Source information:
##############################
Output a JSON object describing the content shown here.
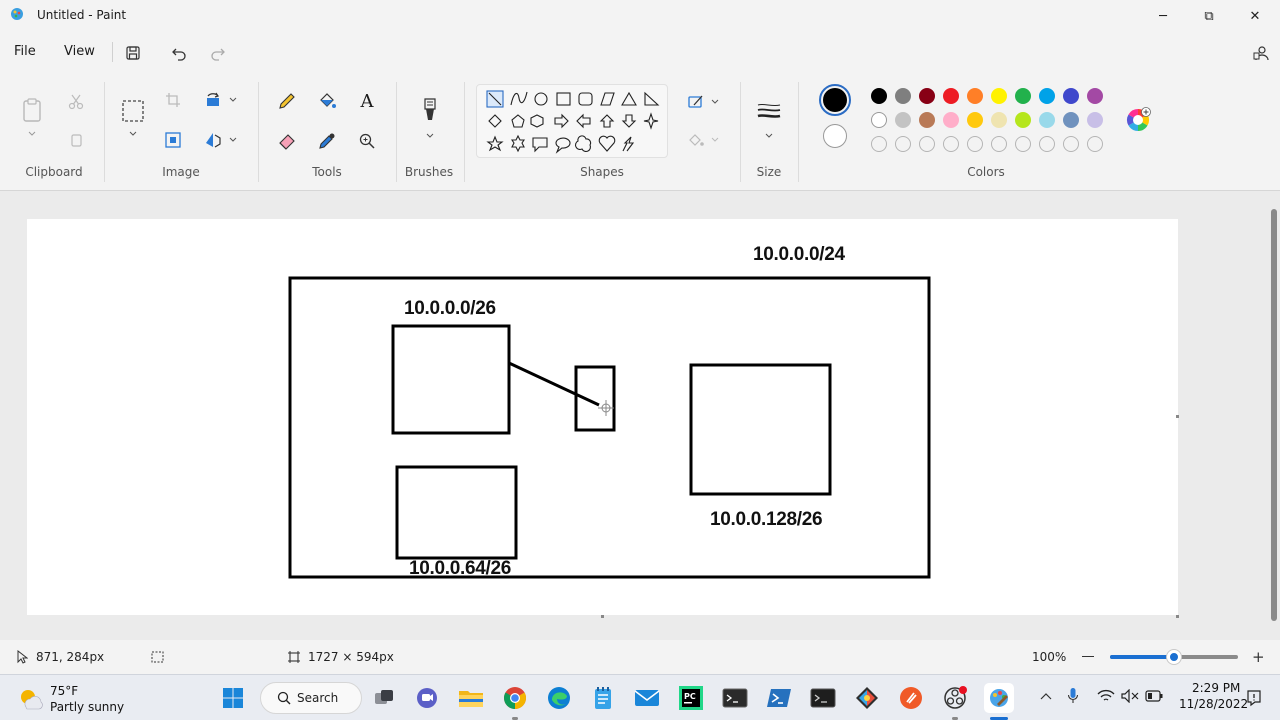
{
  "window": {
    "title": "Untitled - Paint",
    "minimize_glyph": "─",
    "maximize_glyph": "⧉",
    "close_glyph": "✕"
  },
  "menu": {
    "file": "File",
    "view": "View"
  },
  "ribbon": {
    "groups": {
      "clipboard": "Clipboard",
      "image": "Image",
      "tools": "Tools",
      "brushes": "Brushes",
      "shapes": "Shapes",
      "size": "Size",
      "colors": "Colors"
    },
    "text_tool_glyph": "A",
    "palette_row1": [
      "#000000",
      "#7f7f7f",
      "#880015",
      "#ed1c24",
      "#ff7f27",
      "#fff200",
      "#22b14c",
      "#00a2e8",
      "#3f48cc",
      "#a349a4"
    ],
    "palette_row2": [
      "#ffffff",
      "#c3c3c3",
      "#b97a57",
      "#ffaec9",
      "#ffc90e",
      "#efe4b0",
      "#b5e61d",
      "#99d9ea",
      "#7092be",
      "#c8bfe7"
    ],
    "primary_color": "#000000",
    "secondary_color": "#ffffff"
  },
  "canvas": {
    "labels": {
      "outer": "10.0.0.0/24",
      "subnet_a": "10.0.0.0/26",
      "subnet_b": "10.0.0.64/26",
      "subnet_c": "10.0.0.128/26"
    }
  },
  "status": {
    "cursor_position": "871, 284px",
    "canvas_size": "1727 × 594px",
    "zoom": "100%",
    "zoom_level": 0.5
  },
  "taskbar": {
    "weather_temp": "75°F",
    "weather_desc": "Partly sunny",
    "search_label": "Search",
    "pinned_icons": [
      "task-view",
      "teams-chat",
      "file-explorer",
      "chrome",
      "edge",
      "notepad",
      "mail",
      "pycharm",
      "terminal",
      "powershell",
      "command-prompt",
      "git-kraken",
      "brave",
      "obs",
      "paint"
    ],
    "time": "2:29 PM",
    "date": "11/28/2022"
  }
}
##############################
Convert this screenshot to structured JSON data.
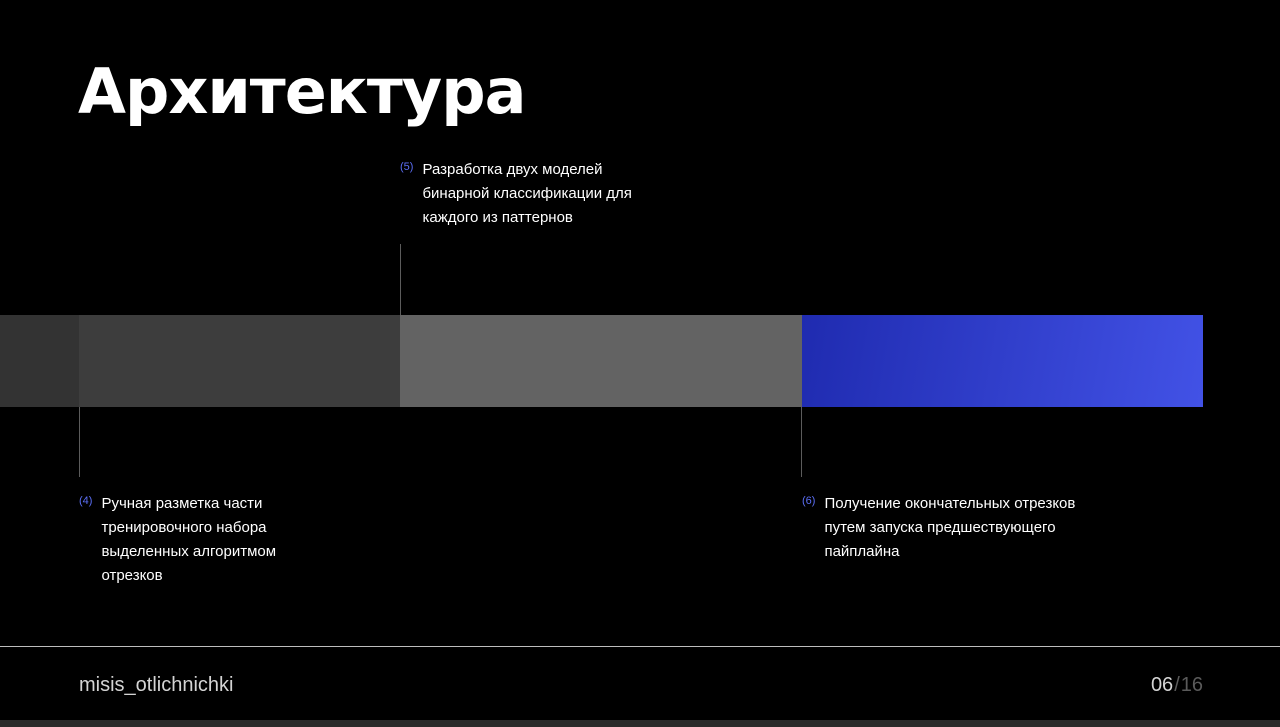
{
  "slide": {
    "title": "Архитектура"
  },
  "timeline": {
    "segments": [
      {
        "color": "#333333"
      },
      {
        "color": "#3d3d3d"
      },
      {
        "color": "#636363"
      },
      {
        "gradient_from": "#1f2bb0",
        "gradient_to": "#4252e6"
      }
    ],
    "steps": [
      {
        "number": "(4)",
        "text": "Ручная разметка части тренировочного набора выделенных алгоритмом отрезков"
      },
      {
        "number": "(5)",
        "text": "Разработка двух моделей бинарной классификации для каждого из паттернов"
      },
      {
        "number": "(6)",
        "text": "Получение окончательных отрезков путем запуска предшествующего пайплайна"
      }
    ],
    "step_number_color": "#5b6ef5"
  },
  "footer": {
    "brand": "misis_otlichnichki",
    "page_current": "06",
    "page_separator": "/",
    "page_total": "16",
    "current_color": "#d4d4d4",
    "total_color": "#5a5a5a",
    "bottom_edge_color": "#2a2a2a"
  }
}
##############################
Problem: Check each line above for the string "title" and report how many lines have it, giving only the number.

Response: 2